The Singapore government has prepared cloud-seeding equipment to try to induce a
downpour to help remove record levels of smog, officials said.
Smoke from fires on the Sumatra Islands has contributed to thick smog in Singapore and Indonesia.
Indonesian Forestry Ministry General Secretary Hadi Daryanto said rain would provide relief from the fires, which are difficult to fight because peat on the forest floor is burning up to 13 feet below ground, The Jakarta Post reported Friday.
"If there is no downpour then the haze could last for weeks, or even months, as we try to generate artificial rain," Hadi said.
Hadi dismissed seeding clouds to trigger a downpour because it could take weeks but Singapore officials have prepared the necessary equipment to attempt the feat, the BBC reported.
Singapore's pollution level hit a record for the third day in a row, the report said.
At one point, Singapore's pollution standards index reached 400. A PSI reading above 200 is considered "very unhealthy" and a PSI measuring above 300 is "hazardous." The country's previous high was 226 in September 1997.
The haze is also affecting neighboring Malaysia, where about 300 schools were closed because of unsafe conditions, the BBC said.
Most Popular Stories
- Cape Cod Building Mussel Industry
- Hollywood Eager to Grasp Hispanic Market
- Frightfully Fun Films Return for Halloween
- Would Soccer Be Richer Without Small Clubs?
- Microsoft Beats Income Expectations
- Sears Denies Store Closings, Layoffs Report
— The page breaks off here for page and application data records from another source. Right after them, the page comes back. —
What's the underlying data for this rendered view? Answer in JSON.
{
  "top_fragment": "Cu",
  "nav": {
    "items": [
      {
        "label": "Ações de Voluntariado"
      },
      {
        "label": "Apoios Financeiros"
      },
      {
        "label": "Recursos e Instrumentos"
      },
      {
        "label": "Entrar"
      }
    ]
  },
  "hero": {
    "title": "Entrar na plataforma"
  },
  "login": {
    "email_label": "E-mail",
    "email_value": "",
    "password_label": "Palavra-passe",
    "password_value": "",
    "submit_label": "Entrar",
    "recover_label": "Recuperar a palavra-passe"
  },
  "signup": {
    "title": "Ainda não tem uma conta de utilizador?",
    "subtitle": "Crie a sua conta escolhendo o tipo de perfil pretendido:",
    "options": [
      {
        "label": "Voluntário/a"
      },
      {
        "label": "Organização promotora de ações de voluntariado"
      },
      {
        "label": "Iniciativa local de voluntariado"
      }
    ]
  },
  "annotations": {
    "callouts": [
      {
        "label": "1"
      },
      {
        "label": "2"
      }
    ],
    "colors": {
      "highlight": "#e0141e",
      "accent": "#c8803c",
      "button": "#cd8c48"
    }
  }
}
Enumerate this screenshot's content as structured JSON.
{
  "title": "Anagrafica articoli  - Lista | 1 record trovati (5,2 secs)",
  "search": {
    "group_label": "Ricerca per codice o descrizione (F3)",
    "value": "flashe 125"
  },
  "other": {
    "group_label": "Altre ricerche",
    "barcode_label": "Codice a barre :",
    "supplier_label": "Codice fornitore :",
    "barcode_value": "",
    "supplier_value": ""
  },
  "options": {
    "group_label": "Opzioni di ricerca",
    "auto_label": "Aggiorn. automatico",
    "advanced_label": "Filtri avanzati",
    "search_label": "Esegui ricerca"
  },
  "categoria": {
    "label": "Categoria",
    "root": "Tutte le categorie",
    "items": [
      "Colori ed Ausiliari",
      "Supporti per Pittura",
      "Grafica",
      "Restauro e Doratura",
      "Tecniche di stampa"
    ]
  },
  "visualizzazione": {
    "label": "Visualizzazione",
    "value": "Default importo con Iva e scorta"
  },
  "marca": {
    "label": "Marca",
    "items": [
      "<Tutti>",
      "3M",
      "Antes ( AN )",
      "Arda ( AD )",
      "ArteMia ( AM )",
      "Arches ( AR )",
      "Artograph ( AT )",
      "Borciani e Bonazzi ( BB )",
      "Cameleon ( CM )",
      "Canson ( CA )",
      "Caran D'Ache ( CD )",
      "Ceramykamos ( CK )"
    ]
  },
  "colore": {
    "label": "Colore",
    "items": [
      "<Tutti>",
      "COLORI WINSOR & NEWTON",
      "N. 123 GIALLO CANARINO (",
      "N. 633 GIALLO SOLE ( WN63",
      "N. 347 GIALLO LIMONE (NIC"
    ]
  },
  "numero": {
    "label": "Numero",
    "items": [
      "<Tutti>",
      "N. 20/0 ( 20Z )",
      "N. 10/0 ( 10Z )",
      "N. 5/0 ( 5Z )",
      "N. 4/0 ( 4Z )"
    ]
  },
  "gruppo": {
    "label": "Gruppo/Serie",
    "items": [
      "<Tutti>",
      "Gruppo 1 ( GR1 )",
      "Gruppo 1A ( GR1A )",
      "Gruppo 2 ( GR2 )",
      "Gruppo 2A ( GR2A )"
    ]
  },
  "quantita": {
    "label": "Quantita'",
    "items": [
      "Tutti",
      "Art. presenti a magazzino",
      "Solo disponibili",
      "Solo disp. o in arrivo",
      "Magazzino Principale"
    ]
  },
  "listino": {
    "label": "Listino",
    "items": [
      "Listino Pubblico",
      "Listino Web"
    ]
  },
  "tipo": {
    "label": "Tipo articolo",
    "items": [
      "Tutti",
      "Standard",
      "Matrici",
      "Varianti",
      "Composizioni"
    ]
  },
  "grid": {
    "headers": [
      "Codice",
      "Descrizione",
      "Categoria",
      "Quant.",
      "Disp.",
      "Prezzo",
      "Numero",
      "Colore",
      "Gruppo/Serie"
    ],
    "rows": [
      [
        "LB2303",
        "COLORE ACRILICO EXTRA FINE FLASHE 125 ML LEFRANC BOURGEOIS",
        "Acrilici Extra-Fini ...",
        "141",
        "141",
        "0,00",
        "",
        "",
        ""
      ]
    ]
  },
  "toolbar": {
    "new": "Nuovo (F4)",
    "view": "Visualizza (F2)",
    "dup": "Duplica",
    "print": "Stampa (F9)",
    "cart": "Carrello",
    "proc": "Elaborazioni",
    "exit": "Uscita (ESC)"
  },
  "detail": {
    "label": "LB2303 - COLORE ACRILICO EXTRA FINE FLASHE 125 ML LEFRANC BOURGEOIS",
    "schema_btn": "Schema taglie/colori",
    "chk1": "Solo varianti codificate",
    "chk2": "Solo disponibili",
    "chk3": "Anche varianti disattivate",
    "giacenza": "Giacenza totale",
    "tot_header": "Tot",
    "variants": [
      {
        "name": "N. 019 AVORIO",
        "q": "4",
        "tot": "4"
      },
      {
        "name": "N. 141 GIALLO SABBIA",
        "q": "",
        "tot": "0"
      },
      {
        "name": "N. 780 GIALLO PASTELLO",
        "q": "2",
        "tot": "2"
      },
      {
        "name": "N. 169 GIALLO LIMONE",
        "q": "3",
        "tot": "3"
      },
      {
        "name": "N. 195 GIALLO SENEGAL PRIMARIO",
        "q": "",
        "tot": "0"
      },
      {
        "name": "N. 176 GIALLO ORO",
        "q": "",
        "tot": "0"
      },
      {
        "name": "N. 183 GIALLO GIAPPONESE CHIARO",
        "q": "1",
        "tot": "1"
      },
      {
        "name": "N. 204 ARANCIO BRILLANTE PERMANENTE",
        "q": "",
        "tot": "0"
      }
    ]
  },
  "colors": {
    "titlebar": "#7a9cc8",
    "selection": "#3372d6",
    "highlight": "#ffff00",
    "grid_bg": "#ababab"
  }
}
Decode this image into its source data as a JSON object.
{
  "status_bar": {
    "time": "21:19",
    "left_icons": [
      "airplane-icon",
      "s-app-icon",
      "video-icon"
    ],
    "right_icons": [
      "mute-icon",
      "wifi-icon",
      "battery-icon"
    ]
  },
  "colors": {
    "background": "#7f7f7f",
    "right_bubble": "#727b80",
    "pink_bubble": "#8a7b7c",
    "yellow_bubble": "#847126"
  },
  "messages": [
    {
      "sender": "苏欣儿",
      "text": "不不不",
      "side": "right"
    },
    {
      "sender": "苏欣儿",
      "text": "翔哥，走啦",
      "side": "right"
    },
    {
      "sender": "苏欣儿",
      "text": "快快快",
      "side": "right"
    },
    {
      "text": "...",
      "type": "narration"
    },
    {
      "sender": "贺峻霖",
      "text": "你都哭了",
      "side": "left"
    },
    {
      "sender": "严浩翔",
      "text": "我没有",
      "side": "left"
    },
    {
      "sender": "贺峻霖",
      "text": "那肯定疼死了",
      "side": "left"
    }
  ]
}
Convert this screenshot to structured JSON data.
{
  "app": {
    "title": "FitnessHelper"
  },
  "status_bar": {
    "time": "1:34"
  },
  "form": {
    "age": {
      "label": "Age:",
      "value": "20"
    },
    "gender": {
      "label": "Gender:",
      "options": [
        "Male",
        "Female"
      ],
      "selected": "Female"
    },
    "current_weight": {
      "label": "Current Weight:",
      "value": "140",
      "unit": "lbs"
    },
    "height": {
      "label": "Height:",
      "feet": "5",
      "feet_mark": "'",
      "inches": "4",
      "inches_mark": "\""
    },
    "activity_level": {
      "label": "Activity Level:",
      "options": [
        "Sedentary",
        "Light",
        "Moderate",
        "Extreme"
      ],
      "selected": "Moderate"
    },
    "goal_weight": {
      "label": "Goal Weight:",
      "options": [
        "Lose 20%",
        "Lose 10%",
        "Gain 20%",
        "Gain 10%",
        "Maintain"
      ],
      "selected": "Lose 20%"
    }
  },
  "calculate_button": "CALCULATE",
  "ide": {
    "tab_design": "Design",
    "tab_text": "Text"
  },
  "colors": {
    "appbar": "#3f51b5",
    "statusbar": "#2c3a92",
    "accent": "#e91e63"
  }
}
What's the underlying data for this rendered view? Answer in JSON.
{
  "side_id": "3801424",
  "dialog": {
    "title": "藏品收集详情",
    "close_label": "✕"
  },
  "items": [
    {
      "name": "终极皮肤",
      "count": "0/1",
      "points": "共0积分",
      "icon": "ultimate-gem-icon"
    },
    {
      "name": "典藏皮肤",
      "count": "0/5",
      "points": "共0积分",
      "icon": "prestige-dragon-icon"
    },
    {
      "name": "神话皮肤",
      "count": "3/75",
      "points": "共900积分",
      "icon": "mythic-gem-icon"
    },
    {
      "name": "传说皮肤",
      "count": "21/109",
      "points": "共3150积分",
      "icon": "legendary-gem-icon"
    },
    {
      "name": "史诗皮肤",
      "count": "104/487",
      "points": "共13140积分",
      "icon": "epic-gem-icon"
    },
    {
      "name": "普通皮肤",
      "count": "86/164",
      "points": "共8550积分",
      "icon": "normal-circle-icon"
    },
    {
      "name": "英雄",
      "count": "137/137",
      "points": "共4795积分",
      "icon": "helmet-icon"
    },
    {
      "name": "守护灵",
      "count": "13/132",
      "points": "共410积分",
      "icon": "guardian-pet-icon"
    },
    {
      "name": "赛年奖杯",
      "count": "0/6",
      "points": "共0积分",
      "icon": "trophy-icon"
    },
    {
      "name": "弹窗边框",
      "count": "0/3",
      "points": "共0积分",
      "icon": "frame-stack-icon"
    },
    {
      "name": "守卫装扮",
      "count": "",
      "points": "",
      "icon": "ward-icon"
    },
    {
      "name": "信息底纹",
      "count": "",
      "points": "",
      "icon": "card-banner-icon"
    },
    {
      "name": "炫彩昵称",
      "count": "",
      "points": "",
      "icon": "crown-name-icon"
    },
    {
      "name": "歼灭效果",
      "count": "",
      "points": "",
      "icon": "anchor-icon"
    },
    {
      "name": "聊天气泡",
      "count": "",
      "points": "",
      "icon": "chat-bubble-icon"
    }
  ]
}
- Cloud Lifts Microsoft's Quarterly Results
- IS Funded by Black Market Oil Sales, Racketeering
- Weekly Jobless Claims Rise but Remain Low
- Pfizer Approves $11 Billion Buyback Plan